## [Work required]
Retrieve every line from the records in which the word "Contour" occurs.
::: Given information
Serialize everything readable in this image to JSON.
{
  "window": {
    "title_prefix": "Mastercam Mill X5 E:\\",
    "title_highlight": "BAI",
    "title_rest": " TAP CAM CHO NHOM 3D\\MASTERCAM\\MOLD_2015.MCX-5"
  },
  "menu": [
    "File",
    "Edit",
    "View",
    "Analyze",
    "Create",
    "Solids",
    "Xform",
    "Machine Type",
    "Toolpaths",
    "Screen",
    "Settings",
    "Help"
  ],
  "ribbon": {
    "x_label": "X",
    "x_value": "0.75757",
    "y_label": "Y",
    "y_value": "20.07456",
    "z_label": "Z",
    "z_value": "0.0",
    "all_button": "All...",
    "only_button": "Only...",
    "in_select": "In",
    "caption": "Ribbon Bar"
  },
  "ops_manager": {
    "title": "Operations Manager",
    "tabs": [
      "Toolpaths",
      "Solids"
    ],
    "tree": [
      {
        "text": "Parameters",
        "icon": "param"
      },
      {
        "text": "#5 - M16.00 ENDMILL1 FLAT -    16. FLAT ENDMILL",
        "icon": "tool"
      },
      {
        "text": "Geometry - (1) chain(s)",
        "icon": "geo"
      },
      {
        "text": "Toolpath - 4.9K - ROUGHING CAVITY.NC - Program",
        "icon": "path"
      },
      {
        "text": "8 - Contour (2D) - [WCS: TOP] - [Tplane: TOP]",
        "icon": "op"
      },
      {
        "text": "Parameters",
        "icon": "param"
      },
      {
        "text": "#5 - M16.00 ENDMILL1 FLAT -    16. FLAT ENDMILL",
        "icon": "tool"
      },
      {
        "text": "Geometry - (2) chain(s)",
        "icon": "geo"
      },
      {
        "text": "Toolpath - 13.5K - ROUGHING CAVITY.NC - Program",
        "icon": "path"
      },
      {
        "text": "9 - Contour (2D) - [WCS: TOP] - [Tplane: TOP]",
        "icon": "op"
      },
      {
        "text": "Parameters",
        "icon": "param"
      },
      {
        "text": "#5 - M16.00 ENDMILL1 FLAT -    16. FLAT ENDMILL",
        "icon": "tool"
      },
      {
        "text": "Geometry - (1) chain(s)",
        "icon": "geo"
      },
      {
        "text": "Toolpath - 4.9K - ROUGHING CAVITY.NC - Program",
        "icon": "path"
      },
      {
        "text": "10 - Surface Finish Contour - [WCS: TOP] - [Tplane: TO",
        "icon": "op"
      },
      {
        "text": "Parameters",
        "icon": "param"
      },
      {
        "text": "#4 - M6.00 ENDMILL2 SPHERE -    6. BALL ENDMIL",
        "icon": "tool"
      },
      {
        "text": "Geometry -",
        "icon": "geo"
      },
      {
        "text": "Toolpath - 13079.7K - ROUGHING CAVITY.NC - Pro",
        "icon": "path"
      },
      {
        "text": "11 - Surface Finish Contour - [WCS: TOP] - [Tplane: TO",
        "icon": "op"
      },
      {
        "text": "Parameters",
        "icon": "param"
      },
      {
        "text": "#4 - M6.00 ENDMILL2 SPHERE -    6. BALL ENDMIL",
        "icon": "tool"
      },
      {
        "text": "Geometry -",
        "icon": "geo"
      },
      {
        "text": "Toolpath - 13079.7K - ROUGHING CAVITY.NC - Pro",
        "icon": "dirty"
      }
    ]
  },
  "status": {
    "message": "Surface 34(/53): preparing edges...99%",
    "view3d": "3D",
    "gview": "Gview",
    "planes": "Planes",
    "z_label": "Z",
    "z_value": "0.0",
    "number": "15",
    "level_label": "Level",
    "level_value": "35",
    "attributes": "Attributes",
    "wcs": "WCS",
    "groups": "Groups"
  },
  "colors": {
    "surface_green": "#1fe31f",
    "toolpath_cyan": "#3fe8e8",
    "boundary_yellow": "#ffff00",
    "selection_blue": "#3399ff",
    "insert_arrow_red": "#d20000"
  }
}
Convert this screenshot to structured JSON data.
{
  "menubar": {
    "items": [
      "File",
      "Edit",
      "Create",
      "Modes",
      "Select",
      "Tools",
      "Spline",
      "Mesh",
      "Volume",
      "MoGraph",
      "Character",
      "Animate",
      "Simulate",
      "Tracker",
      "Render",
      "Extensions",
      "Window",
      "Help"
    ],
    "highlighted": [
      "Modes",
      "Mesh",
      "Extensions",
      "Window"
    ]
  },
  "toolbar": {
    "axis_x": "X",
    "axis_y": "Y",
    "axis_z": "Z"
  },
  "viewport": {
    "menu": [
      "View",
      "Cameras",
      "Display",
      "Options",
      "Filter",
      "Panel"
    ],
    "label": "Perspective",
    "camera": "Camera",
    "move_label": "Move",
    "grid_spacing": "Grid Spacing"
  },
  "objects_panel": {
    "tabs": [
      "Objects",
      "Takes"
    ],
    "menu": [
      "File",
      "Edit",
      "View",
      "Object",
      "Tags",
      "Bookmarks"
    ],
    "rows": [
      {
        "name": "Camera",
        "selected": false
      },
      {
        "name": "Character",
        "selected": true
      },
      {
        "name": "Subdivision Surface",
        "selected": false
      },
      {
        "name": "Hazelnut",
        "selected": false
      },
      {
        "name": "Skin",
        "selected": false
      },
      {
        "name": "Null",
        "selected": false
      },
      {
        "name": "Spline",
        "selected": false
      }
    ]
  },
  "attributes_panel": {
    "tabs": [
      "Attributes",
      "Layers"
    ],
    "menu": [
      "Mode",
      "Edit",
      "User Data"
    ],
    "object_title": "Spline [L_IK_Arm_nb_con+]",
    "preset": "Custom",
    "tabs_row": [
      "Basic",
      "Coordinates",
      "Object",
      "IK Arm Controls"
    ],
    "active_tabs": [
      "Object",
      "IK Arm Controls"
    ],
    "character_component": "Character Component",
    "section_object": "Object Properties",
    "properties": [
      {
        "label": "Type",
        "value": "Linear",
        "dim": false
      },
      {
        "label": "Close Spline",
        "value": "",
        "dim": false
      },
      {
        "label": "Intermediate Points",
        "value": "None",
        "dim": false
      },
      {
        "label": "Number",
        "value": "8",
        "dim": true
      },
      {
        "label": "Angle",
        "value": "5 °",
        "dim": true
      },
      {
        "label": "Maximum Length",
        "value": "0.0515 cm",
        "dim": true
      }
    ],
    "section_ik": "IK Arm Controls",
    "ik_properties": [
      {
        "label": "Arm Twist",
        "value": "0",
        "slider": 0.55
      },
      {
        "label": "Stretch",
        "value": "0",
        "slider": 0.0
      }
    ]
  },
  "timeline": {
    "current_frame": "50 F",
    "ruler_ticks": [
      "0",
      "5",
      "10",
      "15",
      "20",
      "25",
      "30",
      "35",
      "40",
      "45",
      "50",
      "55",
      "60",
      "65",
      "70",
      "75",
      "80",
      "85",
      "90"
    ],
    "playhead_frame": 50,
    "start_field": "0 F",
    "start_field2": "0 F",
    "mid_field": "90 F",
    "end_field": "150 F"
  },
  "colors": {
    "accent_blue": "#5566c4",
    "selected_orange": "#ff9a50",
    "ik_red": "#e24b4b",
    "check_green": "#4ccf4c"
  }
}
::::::
## [Response area]
        "text": "8 - Contour (2D) - [WCS: TOP] - [Tplane: TOP]",
        "text": "9 - Contour (2D) - [WCS: TOP] - [Tplane: TOP]",
        "text": "10 - Surface Finish Contour - [WCS: TOP] - [Tplane: TO",
        "text": "11 - Surface Finish Contour - [WCS: TOP] - [Tplane: TO",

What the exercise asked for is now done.